Find every line in the records below that holds the word "JSON" and copy it.

[Input material Boundary: Start]

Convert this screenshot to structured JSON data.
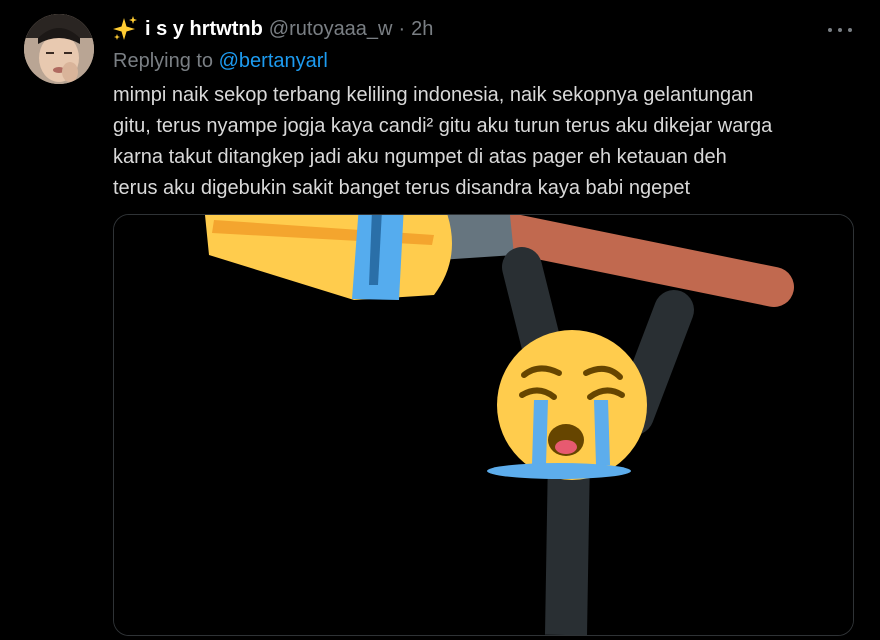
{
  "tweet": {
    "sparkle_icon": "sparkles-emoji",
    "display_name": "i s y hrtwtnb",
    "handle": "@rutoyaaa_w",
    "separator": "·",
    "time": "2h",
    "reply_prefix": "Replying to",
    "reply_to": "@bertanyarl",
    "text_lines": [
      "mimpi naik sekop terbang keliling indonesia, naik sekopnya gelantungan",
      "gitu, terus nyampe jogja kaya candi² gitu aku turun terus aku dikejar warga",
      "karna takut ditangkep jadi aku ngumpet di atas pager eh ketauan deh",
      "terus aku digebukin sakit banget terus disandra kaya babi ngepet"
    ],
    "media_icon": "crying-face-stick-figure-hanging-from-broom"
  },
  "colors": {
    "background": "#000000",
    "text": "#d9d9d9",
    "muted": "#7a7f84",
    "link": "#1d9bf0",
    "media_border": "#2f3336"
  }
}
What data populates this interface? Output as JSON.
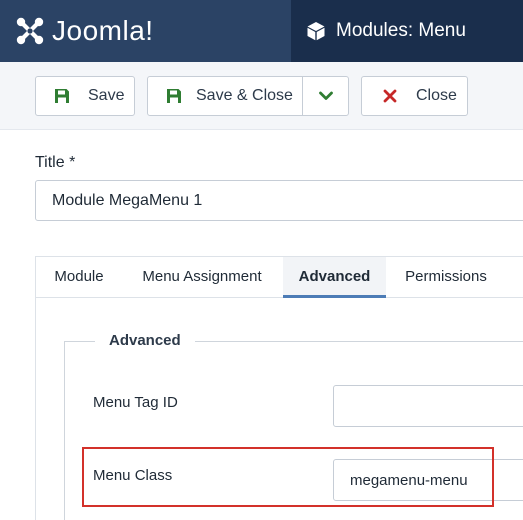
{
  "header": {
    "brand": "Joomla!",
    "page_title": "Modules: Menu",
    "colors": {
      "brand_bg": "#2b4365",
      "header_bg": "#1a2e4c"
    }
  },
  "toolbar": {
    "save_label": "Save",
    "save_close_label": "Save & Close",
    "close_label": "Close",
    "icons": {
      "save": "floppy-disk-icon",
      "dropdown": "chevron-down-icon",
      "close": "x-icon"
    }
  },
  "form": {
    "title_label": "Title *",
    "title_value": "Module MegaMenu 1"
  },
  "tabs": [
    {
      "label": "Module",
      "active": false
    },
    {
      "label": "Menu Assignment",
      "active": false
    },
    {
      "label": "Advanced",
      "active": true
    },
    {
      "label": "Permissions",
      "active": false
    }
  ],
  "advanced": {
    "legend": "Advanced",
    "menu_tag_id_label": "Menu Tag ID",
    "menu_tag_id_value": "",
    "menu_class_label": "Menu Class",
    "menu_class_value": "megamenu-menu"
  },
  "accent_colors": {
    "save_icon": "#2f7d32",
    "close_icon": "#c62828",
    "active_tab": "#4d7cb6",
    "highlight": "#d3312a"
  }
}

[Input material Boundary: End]

Completed task:
Convert this screenshot to structured JSON data.
What data populates this interface? Output as JSON.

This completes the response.